Start of RECORD SET

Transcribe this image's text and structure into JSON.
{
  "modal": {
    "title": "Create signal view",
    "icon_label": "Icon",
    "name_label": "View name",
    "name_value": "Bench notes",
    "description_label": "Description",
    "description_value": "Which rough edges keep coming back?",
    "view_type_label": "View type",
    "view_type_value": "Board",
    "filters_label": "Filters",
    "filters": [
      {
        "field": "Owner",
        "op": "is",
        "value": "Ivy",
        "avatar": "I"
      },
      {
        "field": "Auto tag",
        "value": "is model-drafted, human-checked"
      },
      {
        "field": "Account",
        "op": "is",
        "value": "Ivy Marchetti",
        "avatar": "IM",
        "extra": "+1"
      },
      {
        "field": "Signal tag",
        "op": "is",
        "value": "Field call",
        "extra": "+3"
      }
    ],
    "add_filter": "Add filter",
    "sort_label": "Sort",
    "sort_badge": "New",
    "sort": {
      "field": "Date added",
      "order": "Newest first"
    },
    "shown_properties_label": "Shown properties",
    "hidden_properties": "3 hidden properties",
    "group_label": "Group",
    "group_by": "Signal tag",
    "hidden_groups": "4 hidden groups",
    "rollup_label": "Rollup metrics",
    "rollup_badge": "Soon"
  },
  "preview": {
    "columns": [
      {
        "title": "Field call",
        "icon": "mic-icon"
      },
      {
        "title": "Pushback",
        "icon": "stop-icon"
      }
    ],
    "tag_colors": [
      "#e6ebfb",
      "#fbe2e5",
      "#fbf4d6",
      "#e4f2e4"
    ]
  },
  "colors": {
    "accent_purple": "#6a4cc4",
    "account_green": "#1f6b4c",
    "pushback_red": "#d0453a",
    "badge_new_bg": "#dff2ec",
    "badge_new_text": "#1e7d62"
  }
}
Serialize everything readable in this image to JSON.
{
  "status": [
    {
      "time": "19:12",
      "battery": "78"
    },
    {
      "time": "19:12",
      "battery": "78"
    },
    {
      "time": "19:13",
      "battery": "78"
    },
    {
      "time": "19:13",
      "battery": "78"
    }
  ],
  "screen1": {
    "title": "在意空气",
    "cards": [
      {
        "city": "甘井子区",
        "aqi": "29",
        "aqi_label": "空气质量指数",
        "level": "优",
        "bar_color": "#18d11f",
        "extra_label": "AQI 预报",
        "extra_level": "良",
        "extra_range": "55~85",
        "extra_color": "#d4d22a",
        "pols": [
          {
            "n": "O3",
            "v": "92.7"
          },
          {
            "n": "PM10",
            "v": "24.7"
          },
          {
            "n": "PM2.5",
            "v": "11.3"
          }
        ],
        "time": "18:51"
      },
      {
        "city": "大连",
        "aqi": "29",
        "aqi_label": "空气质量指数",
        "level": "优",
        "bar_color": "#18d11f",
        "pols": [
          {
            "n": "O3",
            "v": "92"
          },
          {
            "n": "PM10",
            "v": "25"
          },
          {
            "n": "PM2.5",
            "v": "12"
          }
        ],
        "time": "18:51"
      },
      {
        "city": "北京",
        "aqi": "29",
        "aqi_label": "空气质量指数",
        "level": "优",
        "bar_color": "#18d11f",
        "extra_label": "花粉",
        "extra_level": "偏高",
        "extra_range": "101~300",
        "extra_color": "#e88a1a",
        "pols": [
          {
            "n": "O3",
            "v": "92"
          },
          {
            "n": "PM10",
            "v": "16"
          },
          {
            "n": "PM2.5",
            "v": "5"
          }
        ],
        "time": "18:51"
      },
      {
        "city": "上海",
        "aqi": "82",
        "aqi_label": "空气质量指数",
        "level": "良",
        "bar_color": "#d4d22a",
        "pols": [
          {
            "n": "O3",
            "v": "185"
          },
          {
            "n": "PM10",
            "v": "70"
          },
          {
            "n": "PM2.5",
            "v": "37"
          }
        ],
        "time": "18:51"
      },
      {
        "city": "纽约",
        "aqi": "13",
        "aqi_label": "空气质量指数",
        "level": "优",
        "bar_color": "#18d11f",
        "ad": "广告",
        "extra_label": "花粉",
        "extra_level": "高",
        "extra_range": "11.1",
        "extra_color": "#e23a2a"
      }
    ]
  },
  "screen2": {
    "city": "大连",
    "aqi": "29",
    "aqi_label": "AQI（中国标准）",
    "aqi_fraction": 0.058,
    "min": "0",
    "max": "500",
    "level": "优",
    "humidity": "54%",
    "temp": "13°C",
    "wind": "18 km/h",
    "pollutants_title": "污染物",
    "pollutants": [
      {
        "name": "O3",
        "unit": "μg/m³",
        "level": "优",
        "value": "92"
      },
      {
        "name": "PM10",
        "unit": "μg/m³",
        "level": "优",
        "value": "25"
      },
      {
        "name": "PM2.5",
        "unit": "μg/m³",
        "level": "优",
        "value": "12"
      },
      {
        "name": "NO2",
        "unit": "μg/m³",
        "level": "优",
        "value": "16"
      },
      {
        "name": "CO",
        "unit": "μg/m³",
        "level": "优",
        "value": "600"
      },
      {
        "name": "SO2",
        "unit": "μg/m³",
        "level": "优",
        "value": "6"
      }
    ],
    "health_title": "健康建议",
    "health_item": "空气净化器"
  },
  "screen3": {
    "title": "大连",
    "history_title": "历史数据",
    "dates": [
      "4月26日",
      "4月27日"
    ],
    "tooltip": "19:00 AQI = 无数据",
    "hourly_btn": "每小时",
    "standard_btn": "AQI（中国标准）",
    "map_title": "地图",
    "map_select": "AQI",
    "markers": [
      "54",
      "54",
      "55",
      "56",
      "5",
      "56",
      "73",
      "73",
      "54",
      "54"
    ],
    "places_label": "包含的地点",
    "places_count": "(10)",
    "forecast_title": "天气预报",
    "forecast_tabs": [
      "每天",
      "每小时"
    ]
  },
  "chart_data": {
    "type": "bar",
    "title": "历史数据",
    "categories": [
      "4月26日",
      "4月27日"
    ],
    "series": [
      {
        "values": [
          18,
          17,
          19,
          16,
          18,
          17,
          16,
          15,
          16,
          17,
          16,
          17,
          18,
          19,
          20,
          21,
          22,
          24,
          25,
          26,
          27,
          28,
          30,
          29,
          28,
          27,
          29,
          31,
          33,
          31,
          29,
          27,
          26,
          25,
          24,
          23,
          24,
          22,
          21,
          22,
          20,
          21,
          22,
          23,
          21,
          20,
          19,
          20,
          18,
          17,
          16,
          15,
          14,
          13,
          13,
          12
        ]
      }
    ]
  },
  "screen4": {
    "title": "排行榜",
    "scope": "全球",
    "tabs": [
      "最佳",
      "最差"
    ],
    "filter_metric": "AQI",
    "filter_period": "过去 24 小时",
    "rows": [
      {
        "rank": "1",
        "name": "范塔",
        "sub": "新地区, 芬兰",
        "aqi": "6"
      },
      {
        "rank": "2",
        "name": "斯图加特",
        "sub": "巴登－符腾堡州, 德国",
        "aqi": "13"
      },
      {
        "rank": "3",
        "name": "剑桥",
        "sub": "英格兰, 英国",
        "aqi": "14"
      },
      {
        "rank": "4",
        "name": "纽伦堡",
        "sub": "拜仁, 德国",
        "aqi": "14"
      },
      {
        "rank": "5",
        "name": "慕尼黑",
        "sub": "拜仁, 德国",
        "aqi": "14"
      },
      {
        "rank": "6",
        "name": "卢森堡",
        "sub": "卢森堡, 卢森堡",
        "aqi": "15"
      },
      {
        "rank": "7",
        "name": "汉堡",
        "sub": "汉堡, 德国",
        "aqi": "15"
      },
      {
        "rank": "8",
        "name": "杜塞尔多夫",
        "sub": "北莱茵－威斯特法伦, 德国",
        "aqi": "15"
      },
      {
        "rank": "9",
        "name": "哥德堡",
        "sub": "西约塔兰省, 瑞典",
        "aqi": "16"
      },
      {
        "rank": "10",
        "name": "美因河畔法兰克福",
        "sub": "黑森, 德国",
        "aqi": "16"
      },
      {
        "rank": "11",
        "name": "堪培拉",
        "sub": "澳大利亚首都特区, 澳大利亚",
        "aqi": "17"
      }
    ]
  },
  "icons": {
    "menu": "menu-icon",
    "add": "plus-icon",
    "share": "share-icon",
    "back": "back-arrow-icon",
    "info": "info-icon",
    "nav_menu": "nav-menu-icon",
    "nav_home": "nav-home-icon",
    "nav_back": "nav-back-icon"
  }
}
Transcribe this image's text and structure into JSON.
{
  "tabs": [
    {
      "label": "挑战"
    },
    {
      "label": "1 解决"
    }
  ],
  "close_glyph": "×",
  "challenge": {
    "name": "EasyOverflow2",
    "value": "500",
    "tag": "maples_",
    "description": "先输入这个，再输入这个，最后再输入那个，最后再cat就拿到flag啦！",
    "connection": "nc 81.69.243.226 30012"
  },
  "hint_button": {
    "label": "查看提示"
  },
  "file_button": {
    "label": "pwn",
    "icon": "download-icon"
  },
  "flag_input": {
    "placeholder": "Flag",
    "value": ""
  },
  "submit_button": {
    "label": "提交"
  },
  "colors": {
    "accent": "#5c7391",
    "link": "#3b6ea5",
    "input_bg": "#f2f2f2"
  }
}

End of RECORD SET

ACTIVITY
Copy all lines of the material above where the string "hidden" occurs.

YOUR RESPONSE
    "hidden_properties": "3 hidden properties",
    "hidden_groups": "4 hidden groups",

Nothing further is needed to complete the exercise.